By George Brown
Alberta plans to come out of the global economic recession the same way it when in last fall — as Canada’s economic leader.
Premier Ed Stelmach met with publishers and editors at the Alberta Weekly Newspapers Association (AWNA) at their recent annual convention in Edmonton to discuss the province’s future behind the wheel of Canada’s economy.
“The recession may or may not be coming to and end — depending on who you listen to,” Stelmach said.
But he confirmed Alberta still expects to run a $6.9 billion deficit for the current fiscal year.
“For a lot of Albertans, it’s scary news. Many may think we’re going down a road we’ve already travelled and didn’t particularly enjoy the trip the first time.”
Canada’s gross domestic product is up 0.1 per cent — a small amount to be sure but it’s “better than going the other way,” Stelmach said. Before the recession, Canada enjoyed 44 consecutive quarters of economic growth.
While Alberta will wrestle with spending cuts and policies to bring the deficit under control, Stelmach said economists predict “growth will be quicker and it will be stronger in Alberta than in most other places.”
He warned that even if the economy turns around quickly, it could still be three years before government coffers are in the black. It takes that long for industry to see a profit from new business, for them to be taxed on their profits and for the government to collect that tax.
But the government is not planning to levy any new taxes nor increase current personal or businesses taxes.
“You can’t tax yourself out of recession,” he said.
“It’s easy to hold the line on taxes when the economy is humming along, it’s harder but even more important to do during times like now when the economy is struggling.
“This is not like the last time,” the premier said. “We’re in a completely different position.
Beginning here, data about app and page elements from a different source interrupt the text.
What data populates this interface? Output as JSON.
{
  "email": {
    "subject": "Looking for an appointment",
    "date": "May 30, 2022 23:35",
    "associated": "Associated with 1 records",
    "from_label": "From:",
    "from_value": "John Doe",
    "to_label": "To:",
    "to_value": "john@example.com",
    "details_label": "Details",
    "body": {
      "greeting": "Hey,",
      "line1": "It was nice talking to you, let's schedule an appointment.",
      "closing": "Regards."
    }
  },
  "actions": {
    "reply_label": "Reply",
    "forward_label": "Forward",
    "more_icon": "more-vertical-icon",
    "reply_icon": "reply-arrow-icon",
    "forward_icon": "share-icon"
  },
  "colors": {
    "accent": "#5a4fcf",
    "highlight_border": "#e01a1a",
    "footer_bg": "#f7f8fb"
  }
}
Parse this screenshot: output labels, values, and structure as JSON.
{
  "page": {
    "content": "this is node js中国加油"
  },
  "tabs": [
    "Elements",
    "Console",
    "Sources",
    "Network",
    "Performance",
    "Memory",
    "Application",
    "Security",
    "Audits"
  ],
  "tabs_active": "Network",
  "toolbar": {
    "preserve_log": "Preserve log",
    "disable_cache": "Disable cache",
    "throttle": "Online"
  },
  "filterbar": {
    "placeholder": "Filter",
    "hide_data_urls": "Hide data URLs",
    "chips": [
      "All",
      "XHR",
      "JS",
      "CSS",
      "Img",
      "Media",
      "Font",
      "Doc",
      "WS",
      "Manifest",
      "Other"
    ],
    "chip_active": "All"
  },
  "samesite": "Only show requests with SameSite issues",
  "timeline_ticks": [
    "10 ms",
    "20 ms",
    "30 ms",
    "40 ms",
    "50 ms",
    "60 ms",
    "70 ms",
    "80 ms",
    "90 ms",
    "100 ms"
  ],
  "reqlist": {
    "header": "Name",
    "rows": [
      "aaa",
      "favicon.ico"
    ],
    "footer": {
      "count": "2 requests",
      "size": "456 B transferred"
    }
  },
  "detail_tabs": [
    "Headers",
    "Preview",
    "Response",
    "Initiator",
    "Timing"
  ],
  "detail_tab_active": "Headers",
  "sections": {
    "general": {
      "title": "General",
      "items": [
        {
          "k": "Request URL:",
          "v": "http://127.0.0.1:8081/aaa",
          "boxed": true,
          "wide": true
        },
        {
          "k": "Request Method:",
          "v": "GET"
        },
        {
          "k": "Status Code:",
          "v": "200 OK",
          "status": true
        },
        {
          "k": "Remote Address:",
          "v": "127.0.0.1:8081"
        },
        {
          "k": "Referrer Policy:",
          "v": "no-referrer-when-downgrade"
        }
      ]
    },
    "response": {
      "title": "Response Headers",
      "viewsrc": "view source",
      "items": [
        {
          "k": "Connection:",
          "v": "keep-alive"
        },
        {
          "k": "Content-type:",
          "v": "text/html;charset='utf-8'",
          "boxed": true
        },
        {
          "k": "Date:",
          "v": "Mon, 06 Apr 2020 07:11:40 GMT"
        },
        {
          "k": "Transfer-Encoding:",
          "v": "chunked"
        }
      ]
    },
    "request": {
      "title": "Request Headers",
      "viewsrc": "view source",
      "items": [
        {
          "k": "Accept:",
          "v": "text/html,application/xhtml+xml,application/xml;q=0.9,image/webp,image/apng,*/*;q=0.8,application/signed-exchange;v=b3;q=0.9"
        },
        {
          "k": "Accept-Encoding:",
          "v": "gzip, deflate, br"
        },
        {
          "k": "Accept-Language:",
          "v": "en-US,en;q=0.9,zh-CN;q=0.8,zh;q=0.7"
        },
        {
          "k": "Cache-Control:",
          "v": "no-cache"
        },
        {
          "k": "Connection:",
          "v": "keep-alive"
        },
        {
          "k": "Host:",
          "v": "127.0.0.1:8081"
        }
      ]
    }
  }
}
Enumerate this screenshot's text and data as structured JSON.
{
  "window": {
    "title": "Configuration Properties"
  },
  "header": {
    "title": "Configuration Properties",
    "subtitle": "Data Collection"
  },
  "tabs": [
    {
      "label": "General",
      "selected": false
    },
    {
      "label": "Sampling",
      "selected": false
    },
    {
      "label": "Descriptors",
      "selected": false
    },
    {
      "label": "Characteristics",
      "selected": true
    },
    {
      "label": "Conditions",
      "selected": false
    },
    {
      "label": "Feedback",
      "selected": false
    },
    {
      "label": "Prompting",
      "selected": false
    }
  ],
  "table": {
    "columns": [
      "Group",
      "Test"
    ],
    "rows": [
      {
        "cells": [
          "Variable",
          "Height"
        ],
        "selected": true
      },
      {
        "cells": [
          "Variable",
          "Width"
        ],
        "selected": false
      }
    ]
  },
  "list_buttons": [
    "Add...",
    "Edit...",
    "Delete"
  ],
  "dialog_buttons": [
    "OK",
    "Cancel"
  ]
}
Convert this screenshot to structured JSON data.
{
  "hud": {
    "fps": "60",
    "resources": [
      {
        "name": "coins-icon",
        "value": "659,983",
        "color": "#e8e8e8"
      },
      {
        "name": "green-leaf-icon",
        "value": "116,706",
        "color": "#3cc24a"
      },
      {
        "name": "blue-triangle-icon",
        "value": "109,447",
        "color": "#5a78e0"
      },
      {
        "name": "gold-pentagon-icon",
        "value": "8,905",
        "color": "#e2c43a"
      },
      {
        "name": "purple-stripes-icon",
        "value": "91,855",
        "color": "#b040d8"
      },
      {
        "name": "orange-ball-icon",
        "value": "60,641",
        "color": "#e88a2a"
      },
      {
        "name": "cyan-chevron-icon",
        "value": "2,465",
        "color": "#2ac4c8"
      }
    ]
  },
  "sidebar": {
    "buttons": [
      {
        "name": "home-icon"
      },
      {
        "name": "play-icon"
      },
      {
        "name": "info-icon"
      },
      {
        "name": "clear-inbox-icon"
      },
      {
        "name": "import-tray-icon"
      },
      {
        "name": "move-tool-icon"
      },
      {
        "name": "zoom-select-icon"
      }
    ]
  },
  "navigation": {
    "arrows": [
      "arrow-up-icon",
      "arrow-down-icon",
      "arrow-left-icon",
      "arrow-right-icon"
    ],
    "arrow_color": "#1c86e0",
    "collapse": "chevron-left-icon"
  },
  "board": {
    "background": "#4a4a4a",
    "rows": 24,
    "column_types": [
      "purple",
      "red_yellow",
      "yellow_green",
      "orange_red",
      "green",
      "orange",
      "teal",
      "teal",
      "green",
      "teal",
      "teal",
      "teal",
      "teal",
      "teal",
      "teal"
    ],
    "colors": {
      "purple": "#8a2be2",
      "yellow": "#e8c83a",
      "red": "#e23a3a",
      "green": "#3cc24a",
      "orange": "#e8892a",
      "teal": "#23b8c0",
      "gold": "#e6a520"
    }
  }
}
We’re better positioned than anybody else in Canada and quite frankly, anybody else in North America.
The premier said although Alberta has the “most volatile revenue stream of any jurisdiction in North America,” his government was prepared for the worst by creating the $17 billion sustainability fund. “It’s a very liquid fund; it’s in the bank.”
That fund will be used to allow the government to continue spending on necessary infrastructure and “cushion the blow” of cuts to education and health programs.
“We will tackle the recession and deal with the deficit. That’s why our economic plan includes investment in infrastructure even while we tighten our belts.”
Stelmach said Alberta is better off than other provinces because the government doesn’t have to borrow money to balance its books. British Columbia is looking at a $3-billion deficit this year but it has a $30-billion debt. Alberta has a deficit twice as big and no debt, and won’t have to go in debt to make up the shortfall.
“We don’t have to go to the bank and borrow money. The money’s there.”
Stelmach met Sept. 11 with the premiers of British Columbia and Saskatchewan to develop a Western Economic Partnership. This agreement would see the three provinces working as one economic unit to strengthen internal trade, innovation and international marketing by breaking down inter-provincial trade barriers.
“Nobody’s going to carry this country out of this recession…(other) than Western Canada.”
He said the West’s potash, oil, natural gas and timber resources, as well as tourism and agriculture, will lead the region out of recession and into a sustained period of new economic growth.
The premiers also signed a memorandum of understanding on carbon capture and storage that will see the provinces co-operate on energy research. Stelmach is concerned a federal election and a change of government would change federal policy on climate change initiatives.
“We’re not going to be pushed off course by challenging times,” Stelmach said. “Instead, we’ll strive to give all Albertans confidence and stability from their government, making the best decisions for our province’s future.”